After 40 years and other engineering studies, a large university building still suffered from humidity problems. Our intrepid author dug into the data and the dark corners of the building in pursuit of the culprit — or culprits?
The Houston Methodist Hospital in Houston, TX, comprises over 5 million sq ft and includes a central utility plant, steam production, and CHP capable of producing 14,800 tons of chilled water capacity.
Today, many state institutions of higher learning and healthcare facilities face reduced budgets, aging infrastructure, and rising energy costs. According to the EPA, colleges and universities spend close to $2 billion each year on energy. These institutions are seeking innovative ways to renew facilities, improve energy efficiency, and reduce energy costs. One option gaining some renewed momentum is the Energy Savings Performance Contract (EPSC).
Texas Women’s University found that continuous energy monitoring and verification paid off well, yielding savings above and beyond an existing performance contract. The authors explain how measuring and managing can defeat the usual suspects that drag down plant performance. Is yours hiding some untapped greatness?
VFDs and a new chiller reduced this Texas hospital’s carbon footprint. With large central utility plants, over-taxed HVAC systems, and ever-increasing utility costs, many hospitals face the dual problems of

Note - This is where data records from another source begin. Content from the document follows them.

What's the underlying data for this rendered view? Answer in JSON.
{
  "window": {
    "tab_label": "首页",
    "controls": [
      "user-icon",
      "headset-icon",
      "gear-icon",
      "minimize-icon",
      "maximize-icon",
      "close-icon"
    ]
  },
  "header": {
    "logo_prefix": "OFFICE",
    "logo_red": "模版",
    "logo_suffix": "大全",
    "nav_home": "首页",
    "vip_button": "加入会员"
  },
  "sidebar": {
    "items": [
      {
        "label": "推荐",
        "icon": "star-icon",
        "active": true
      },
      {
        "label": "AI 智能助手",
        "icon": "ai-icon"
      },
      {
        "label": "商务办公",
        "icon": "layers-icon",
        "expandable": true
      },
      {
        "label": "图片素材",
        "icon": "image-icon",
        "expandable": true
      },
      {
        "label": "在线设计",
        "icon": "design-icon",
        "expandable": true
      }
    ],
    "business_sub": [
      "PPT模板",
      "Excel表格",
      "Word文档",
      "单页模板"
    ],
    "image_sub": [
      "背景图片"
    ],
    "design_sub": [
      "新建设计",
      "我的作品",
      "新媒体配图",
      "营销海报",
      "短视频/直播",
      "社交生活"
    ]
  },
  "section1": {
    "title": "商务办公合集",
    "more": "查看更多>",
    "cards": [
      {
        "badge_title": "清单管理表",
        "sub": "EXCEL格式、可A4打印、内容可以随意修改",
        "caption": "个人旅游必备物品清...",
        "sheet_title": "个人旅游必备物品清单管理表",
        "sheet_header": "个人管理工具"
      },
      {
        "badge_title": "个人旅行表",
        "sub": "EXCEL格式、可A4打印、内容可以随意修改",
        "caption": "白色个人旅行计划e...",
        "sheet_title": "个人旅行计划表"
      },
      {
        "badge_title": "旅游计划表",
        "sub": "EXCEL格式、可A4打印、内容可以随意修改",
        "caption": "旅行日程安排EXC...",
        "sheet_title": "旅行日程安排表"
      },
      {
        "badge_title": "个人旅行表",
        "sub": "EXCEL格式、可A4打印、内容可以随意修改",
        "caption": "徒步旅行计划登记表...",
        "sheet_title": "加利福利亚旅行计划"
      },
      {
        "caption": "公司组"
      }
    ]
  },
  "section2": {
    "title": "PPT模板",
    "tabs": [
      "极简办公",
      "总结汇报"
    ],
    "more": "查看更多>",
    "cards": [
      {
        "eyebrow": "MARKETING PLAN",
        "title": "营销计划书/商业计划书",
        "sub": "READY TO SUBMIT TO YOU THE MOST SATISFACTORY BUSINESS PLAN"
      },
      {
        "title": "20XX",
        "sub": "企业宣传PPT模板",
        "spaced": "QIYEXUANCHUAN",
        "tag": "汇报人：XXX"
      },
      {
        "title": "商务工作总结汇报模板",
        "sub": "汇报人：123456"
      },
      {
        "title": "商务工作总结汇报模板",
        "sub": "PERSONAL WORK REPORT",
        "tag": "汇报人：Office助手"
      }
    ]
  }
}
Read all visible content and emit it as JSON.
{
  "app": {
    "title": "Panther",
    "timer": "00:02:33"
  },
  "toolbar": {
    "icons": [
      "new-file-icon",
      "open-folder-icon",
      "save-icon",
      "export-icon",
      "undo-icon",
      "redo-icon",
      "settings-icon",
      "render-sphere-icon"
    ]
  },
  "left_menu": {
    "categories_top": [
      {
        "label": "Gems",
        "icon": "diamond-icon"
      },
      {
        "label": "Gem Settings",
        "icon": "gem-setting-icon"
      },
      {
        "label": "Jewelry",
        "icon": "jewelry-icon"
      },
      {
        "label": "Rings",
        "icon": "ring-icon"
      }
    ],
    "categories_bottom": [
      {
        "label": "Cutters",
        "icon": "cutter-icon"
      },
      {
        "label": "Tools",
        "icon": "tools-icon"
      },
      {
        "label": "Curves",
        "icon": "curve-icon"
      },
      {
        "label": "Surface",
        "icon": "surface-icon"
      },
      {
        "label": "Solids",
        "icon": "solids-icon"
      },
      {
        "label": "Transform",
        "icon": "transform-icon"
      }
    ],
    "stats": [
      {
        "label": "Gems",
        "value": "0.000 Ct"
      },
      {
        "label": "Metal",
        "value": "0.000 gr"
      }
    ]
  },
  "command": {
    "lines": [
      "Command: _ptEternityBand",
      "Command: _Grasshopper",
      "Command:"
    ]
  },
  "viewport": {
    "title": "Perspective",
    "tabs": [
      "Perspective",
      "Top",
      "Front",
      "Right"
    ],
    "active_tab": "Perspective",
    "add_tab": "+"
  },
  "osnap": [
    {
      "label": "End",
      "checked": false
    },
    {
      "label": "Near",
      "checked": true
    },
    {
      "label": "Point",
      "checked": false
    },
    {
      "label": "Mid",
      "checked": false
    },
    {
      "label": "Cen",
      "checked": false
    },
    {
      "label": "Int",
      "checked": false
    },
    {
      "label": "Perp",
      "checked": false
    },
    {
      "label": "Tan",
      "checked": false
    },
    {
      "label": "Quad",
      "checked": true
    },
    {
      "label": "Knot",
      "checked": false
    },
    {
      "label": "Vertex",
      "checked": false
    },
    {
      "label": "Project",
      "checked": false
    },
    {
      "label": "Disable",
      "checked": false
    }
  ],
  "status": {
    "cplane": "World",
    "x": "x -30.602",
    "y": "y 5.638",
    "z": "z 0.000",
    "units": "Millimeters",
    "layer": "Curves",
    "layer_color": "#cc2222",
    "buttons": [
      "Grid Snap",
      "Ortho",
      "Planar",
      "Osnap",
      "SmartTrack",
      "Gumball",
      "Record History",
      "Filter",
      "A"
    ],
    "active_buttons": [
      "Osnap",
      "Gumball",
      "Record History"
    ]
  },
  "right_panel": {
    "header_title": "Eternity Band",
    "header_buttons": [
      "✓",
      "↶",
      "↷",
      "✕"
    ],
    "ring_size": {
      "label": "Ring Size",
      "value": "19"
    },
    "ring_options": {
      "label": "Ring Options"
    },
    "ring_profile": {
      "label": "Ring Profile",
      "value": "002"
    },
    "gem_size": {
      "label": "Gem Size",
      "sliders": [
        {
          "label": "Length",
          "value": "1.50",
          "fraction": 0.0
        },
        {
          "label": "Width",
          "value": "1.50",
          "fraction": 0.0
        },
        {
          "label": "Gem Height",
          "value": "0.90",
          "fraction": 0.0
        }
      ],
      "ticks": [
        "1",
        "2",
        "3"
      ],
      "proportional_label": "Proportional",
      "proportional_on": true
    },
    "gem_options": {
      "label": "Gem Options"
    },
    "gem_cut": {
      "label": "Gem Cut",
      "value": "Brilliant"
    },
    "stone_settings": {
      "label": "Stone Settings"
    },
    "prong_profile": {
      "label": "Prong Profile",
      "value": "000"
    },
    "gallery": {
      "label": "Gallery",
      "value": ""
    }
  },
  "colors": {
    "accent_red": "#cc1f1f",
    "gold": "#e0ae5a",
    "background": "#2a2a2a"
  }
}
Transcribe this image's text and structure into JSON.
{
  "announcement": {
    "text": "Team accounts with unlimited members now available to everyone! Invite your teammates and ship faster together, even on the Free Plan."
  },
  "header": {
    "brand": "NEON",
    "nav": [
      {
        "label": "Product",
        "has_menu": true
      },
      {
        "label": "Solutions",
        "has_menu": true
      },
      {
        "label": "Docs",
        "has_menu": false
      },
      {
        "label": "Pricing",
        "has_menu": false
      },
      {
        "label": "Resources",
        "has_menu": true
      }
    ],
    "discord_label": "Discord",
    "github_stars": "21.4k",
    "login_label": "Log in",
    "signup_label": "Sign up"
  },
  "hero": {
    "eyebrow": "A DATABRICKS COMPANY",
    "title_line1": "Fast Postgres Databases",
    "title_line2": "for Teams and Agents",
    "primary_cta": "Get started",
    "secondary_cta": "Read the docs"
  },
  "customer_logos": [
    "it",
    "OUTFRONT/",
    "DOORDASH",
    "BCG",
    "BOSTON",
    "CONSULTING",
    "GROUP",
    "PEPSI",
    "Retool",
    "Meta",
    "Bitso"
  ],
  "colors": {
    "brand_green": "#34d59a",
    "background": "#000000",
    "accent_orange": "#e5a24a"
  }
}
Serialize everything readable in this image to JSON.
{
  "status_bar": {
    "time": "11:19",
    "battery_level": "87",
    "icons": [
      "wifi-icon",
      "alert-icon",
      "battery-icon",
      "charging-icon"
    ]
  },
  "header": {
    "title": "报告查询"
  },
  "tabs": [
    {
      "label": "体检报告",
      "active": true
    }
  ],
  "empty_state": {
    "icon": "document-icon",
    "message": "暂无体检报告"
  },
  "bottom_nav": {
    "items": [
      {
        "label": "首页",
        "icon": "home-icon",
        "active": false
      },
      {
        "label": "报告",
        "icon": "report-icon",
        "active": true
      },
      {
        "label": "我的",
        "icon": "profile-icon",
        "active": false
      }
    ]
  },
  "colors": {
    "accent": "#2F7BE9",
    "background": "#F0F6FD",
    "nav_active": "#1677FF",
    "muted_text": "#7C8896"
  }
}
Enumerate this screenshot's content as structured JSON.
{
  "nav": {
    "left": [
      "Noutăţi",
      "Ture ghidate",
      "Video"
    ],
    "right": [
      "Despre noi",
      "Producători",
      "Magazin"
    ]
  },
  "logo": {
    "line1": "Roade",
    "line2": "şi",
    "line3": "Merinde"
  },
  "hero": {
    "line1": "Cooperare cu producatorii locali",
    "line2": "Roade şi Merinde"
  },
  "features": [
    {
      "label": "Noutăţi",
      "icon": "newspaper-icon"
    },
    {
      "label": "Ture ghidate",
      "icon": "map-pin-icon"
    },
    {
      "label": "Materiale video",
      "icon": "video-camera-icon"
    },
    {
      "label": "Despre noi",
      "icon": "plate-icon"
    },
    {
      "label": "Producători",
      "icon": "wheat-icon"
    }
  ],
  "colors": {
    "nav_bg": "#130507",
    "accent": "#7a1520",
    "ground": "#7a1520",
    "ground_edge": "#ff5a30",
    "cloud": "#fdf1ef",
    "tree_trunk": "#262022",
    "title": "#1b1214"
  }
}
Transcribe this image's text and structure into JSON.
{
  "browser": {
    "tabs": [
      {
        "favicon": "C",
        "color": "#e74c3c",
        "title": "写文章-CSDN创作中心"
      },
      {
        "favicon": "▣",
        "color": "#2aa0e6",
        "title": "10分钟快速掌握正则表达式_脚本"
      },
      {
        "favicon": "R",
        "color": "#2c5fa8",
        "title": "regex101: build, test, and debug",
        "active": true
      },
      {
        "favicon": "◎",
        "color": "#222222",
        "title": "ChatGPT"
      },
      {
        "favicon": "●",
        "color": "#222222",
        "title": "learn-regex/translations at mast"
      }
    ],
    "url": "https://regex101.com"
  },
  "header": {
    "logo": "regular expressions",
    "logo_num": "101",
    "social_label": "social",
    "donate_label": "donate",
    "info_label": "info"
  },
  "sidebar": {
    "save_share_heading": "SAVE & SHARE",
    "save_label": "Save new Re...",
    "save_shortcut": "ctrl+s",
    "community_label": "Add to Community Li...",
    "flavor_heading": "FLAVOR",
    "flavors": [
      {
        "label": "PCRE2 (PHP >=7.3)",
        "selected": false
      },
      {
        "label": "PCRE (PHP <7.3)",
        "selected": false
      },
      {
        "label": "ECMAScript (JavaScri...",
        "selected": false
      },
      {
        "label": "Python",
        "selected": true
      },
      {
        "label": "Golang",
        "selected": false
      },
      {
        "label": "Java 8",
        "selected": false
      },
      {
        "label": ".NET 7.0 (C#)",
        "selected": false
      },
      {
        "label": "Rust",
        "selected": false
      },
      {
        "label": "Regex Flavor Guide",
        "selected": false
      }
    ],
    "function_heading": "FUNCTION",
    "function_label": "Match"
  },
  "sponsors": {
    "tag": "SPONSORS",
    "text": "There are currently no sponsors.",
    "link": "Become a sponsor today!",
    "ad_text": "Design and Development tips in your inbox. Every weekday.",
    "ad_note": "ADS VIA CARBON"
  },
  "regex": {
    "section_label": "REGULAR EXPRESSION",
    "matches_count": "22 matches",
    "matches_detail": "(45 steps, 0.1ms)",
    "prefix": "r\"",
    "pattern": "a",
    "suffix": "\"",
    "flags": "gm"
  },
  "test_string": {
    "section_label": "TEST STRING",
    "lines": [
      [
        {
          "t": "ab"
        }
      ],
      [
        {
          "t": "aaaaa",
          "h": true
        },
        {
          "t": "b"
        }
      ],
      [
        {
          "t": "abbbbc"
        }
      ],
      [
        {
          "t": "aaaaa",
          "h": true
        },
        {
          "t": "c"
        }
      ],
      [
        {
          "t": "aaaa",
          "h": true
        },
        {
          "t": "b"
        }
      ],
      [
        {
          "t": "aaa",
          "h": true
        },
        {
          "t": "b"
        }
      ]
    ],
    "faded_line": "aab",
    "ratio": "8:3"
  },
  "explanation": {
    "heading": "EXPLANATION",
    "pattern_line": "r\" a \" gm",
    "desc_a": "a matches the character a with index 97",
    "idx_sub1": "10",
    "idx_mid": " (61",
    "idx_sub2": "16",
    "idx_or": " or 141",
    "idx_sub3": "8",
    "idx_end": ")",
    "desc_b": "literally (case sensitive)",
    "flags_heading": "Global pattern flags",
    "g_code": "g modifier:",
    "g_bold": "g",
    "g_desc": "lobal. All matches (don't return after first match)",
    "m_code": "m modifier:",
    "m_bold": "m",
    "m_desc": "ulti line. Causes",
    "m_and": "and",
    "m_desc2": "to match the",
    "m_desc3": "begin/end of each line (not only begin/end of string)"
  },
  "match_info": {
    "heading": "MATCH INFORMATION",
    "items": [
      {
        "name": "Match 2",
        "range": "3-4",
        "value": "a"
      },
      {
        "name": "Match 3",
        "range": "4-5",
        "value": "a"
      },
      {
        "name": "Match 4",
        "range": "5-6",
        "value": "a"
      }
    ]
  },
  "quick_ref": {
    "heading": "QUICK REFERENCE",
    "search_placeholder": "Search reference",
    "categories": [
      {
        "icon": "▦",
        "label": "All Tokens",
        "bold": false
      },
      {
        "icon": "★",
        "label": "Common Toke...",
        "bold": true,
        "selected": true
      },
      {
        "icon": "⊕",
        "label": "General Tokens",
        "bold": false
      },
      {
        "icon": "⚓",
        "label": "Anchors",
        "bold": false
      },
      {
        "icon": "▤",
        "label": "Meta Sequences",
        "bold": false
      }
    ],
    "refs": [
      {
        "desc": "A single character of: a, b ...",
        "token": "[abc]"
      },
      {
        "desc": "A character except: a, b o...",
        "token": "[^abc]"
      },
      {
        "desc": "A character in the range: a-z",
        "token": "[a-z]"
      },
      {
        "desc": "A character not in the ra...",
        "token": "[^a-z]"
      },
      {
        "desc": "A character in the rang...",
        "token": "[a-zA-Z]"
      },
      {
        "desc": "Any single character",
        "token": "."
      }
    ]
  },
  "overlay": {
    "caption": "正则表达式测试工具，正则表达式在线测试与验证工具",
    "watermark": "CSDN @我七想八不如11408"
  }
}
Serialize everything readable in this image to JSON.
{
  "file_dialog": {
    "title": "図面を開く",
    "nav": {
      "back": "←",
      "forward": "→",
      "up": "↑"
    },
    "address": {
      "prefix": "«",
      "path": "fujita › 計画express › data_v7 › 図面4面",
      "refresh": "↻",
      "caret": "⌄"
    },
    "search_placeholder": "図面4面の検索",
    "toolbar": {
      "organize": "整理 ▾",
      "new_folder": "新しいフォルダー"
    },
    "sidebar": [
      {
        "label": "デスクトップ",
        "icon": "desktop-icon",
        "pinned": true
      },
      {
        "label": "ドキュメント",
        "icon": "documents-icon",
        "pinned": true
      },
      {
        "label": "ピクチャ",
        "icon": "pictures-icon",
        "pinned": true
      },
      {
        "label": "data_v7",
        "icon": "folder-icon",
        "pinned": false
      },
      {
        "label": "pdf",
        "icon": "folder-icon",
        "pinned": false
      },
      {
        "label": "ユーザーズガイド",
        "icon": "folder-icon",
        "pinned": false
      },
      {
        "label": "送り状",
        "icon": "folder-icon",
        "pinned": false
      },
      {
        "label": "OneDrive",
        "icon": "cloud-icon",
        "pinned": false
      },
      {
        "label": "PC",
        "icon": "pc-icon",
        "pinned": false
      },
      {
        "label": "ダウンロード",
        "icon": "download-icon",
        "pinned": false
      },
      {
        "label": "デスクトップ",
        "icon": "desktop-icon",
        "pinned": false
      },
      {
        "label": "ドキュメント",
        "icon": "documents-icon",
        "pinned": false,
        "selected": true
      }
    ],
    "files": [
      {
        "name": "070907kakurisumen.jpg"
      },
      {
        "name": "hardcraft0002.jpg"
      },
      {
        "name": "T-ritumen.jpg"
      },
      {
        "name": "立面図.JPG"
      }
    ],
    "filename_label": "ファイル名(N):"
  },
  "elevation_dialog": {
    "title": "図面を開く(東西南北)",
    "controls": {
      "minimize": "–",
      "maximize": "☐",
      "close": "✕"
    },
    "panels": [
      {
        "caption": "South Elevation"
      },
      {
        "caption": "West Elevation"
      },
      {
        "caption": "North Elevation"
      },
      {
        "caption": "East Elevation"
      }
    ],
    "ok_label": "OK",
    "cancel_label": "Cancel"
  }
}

Smaller in size but big on style and service, this Boston hotel looked to compete with bigger brands by cutting costs behind the scenes. A chiller overhaul led the list of improvements, which included lighting and controls retrofits, and allowing rooms to recirculate air when unoccupied.
Leaning on experience and data from various K-12 cities and projects, the author pursues some less conventional design approaches. They may revolve around radiant heating and/or cooling, but depending on school size and other factors, the smart use of heat recovery, DOAS, and improved central plants could also put a project on the HVAC honor roll.